Johanna Draper Carlson has the details on who won what at this past weekend’s Glyph Comics Awards at ECBACC. She also has some interesting remarks on the awards, particularly in terms of women represented and the number of projects that won multiple awards.
Here’s the list, and commentary/thoughts from me below.
Story of the Year
Unknown Soldier #13-14, Joshua Dysart, writer, Pat Masioni, artist
Alex Simmons, Archie & Friends
Jay Potts, World of Hurt
Best Male Character
Isaiah Pastor, World of Hurt, created by Jay Potts, writer and artist
Best Female Character
Aya, Aya: The Secrets Come Out, created by Marguerite Abouet, writer, Clement Oubrerie, artist
Rising Star Award
Jay Potts, World of Hurt
Best Reprint Publication
Aya: The Secrets Come Out, Drawn & Quarterly
Luke Cage Noir #1, Tim Bradstreet, illustrator
Best Comic Strip
The K Chronicles, Keith Knight, writer and artist
Fan Award for Best Comic
Luke Cage Noir, Mike Benson & Adam Glass, writers, Shawn Martinbrough, artist
I’m not sure of the protocol on judges speaking after the fact, so if I’ve over-stepped, please forgive me. I co-judged this years awards, and I’ve got to say that I’m pretty pleased with how they turned out. Here’s a few brief anecdotes/bits about the winners-
-Unknown Soldier 13 and 14 are collected in Unknown Soldier Vol. 2: Easy Kill. Dysart discusses a few of his favorite pages from that volume on DC’s Graphic Content blog. I talked a bit about Unknown Soldier last year as part of BHM, but I’m well past due for an update.
-In the “Small World” department, it turns out Alex Simmons co-created the dead and forgotten DC hero Orpheus, who I did a poor job of writing about a few years back. Simmons has been telling all-ages tales on Archie & Friends for the past couple years, in addition to documentaries, biographies, working with MoCCA, and launching a comic convention. The paths people take in comics are kind of funny sometimes. I think Tom DeFalco and Herb Trimpe have both done work on the Archie comics in recent memory, to name a couple other names you probably recognize. Archie & Friends All-Stars Volume 3: The Cartoon Life Of Chuck Clayton is the trade collecting the story of Chuck Clayton, “teenage cartoonist” and former Generic Comic Book Black Guy.

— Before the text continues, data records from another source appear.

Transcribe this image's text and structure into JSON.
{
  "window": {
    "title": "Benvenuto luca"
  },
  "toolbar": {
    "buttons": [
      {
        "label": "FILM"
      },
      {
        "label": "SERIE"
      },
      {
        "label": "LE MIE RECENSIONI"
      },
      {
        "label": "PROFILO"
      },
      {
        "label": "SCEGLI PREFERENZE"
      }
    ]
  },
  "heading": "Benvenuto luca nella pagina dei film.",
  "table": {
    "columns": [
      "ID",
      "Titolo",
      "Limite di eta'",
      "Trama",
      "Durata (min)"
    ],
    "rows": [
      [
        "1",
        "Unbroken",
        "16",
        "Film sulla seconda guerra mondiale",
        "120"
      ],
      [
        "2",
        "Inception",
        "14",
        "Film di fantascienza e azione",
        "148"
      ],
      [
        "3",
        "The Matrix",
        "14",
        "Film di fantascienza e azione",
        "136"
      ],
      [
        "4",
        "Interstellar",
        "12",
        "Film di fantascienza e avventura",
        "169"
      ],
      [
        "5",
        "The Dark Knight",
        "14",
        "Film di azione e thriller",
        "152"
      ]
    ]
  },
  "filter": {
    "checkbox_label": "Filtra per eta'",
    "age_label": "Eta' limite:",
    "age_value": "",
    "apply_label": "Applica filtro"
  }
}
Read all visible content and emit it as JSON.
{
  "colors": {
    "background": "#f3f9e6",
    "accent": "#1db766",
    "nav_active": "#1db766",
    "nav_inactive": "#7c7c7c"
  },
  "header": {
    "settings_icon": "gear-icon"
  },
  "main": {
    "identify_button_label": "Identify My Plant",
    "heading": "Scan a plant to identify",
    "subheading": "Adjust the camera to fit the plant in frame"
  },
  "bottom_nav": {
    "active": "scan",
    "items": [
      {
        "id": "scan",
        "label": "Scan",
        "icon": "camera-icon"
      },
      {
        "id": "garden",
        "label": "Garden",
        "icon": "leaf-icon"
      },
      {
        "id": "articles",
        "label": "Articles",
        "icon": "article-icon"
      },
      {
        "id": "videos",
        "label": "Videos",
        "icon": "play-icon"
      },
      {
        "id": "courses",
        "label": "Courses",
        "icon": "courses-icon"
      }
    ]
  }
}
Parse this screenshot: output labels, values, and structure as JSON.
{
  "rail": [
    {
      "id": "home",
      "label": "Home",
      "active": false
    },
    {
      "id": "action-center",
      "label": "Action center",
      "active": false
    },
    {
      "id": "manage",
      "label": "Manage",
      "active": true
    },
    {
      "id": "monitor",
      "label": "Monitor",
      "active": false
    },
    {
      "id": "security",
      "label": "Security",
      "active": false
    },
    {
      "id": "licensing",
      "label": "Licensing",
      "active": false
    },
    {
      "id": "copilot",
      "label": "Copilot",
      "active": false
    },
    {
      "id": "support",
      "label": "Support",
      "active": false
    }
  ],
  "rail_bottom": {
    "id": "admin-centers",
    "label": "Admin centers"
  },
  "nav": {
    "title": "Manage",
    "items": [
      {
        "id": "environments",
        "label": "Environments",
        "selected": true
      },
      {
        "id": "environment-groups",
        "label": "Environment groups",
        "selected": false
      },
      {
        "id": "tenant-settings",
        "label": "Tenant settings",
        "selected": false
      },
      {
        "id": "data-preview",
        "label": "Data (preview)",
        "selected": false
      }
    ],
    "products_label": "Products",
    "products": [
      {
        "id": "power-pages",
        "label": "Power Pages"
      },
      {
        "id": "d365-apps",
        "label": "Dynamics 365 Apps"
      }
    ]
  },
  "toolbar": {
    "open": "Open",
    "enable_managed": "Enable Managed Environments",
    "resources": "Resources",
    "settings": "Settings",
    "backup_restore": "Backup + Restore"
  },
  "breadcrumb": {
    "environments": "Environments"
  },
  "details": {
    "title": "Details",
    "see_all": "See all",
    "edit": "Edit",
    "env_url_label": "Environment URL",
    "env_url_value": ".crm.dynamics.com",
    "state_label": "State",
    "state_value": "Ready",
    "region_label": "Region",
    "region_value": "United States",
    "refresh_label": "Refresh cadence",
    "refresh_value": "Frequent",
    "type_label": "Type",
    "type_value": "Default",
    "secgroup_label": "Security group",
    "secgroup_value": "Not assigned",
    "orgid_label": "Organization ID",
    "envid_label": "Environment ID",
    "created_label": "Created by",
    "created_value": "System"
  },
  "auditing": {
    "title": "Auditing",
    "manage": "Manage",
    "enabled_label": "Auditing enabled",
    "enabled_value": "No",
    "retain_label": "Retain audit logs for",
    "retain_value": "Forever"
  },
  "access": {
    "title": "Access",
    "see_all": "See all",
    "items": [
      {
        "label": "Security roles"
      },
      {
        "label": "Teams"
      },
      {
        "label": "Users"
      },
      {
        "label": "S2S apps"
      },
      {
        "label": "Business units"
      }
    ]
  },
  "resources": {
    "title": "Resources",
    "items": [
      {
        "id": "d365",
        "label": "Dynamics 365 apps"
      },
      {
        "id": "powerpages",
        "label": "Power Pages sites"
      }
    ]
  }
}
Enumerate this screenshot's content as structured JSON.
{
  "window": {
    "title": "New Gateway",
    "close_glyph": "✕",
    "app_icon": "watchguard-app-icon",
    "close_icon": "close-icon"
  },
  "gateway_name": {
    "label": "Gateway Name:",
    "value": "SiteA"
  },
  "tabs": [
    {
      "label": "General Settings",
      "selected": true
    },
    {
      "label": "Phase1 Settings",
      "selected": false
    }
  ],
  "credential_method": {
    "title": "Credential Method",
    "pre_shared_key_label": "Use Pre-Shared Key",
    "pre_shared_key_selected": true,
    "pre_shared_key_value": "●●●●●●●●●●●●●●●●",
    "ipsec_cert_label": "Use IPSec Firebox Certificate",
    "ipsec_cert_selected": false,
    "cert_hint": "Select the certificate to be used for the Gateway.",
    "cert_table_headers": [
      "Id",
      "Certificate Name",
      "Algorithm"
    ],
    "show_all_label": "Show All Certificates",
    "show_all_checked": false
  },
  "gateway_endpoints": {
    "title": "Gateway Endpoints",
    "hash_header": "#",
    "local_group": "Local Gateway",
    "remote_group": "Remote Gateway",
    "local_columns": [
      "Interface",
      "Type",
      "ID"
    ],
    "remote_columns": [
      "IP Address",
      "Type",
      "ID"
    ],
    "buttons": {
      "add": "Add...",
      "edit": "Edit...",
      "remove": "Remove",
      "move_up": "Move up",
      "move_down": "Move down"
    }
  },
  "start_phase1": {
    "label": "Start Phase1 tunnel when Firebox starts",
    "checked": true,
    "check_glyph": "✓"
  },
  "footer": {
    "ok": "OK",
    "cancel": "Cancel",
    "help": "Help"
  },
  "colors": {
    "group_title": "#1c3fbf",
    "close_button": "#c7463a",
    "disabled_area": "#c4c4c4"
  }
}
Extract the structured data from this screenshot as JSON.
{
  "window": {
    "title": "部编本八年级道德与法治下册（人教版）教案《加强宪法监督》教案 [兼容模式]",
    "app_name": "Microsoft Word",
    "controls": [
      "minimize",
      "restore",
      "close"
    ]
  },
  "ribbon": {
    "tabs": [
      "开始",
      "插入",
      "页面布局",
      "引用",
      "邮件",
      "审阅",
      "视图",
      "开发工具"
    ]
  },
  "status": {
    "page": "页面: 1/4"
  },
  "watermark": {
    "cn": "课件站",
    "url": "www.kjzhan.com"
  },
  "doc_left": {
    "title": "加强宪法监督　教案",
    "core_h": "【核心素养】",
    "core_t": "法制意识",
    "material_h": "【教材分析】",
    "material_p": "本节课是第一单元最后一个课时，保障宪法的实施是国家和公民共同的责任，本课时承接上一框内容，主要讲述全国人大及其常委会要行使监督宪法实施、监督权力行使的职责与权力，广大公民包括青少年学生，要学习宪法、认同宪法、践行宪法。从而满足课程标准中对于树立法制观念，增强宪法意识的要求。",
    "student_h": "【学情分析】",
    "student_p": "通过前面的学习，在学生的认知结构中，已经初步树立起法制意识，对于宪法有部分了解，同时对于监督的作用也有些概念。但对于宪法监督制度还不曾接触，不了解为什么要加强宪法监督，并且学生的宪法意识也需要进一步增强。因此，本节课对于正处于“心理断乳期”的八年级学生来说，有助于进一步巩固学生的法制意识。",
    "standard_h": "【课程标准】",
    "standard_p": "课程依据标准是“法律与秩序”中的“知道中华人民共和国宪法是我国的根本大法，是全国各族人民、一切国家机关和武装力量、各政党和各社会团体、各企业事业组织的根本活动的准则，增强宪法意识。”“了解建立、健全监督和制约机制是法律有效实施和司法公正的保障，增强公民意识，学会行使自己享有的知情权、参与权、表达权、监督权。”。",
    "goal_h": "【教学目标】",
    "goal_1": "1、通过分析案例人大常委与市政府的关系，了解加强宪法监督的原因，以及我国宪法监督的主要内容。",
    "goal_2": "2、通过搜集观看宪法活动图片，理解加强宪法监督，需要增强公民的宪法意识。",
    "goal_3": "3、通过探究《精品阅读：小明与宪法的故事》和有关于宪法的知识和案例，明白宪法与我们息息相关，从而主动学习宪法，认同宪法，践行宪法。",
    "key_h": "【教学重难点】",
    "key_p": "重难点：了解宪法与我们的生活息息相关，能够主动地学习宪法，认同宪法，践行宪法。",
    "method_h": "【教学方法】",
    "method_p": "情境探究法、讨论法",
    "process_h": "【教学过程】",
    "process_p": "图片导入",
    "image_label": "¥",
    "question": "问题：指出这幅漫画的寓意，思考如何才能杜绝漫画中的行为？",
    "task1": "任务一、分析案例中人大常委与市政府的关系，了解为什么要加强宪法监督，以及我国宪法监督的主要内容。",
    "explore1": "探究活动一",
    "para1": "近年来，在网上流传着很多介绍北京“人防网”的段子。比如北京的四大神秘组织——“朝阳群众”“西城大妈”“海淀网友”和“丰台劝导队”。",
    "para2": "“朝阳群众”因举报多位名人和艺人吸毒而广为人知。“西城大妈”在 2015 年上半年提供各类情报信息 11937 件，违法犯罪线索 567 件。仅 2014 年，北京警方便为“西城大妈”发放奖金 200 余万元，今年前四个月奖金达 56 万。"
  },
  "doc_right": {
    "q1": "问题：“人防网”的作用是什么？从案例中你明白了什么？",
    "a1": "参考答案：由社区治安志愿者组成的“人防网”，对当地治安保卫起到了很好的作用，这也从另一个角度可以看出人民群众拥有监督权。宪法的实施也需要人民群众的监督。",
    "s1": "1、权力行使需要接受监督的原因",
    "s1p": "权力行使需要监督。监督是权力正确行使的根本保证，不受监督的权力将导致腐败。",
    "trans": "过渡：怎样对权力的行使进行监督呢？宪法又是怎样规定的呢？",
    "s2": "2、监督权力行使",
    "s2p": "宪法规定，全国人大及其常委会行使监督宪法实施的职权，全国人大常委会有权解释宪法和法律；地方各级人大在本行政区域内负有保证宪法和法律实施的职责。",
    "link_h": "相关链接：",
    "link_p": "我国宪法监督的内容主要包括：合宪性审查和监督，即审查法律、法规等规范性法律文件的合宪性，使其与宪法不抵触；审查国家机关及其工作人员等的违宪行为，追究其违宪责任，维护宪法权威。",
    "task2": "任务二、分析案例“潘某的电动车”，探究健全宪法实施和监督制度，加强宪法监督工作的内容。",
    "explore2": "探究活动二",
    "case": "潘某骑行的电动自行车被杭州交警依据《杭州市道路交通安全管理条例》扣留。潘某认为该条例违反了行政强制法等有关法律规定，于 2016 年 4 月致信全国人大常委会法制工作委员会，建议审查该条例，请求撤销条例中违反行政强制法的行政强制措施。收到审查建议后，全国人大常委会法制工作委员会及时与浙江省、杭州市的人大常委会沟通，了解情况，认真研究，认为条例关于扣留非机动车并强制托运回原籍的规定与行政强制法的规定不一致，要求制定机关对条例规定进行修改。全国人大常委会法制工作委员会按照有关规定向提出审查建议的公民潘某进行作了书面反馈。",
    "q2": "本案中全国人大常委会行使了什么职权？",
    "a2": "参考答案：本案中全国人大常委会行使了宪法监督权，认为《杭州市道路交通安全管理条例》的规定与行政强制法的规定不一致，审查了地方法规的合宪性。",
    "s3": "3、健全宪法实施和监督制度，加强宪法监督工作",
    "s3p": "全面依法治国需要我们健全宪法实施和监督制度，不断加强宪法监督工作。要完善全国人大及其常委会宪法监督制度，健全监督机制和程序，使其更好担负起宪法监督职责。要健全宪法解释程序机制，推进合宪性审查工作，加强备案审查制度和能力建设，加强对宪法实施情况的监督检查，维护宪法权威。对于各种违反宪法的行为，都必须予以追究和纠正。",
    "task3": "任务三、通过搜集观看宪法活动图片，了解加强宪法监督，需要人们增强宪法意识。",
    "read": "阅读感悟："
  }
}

-Luke Cage Noir is out in a premiere hardcover, and it was a pretty good tale. I didn’t talk about it on the site, but the Funnybook Babylon gang mostly dug it. I liked how it played upon some of my preconceived notions going into the book, and the creators did a good job of telling a solid done-in-one tale. Here’s the cover:
-I like that most of these aren’t from the Big Two. I don’t say that to be mean or whatever, because the Big Two do what they do fairly well for the most part, but I think the really important work, the stuff you need to be paying attention two, aren’t going to come out of their factories. Supporting black comics isn’t supporting Luke Cage. It’s supporting the people who make the books. I think the Glyph awards do a great job of representing that. Bravo.